Scan the records for the word "icon". Copy each line that includes it.
--*--
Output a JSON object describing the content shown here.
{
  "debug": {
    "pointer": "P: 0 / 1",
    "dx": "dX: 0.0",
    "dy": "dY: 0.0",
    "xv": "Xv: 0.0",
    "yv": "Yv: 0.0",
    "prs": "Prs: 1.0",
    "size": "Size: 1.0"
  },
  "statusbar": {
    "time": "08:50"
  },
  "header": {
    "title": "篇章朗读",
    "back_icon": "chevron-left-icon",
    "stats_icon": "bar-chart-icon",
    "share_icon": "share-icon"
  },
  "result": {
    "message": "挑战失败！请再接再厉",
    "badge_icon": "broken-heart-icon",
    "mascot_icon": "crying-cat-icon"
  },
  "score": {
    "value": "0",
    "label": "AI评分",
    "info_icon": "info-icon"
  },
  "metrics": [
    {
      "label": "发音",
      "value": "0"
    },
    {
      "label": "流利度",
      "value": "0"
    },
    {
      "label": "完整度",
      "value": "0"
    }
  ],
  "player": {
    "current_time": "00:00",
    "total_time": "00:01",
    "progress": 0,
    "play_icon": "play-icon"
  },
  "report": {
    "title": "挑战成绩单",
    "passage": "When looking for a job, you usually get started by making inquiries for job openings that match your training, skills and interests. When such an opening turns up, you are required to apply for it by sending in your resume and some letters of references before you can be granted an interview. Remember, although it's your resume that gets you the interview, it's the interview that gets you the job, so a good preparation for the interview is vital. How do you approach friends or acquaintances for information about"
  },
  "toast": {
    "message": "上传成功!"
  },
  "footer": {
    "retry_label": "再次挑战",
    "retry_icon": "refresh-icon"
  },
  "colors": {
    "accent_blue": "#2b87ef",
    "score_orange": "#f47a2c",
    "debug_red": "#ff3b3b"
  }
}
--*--
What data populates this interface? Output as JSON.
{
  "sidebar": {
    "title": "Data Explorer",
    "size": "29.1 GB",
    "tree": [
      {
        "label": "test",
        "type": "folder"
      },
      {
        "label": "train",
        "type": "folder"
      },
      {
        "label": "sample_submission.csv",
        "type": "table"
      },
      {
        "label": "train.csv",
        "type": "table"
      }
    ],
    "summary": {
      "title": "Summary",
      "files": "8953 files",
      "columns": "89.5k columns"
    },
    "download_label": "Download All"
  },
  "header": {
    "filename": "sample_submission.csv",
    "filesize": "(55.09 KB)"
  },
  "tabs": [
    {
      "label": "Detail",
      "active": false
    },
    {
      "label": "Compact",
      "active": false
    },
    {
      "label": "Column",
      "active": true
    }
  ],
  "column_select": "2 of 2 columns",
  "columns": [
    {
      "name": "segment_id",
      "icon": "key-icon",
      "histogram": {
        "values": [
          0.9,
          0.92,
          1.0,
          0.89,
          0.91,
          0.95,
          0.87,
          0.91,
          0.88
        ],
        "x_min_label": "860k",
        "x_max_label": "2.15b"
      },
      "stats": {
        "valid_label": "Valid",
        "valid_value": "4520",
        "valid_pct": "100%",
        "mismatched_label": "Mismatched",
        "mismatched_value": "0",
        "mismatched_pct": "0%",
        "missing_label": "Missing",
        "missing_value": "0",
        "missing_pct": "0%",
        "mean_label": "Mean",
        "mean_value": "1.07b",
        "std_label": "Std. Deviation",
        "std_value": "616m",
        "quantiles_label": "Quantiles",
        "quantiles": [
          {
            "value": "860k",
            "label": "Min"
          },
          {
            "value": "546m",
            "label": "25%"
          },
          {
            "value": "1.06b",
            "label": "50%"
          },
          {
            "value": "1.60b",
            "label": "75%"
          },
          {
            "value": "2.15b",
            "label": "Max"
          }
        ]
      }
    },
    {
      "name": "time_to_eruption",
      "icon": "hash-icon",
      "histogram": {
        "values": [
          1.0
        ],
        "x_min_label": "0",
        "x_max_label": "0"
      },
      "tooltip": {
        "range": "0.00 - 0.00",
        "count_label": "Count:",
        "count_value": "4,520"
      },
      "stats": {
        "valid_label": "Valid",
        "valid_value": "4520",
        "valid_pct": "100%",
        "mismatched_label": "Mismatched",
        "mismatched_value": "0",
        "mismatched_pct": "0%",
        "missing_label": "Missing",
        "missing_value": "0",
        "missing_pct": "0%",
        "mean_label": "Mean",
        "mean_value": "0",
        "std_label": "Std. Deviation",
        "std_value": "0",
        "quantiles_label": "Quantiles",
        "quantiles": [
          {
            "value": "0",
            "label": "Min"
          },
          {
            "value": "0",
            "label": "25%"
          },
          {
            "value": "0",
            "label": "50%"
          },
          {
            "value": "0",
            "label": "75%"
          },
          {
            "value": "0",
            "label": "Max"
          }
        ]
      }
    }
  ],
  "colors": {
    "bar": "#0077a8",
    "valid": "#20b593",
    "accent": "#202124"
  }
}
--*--
ANSWER TO THE PROBLEM -
    "back_icon": "chevron-left-icon",
    "stats_icon": "bar-chart-icon",
    "share_icon": "share-icon"
    "badge_icon": "broken-heart-icon",
    "mascot_icon": "crying-cat-icon"
    "info_icon": "info-icon"
    "play_icon": "play-icon"
    "retry_icon": "refresh-icon"
      "icon": "key-icon",
      "icon": "hash-icon",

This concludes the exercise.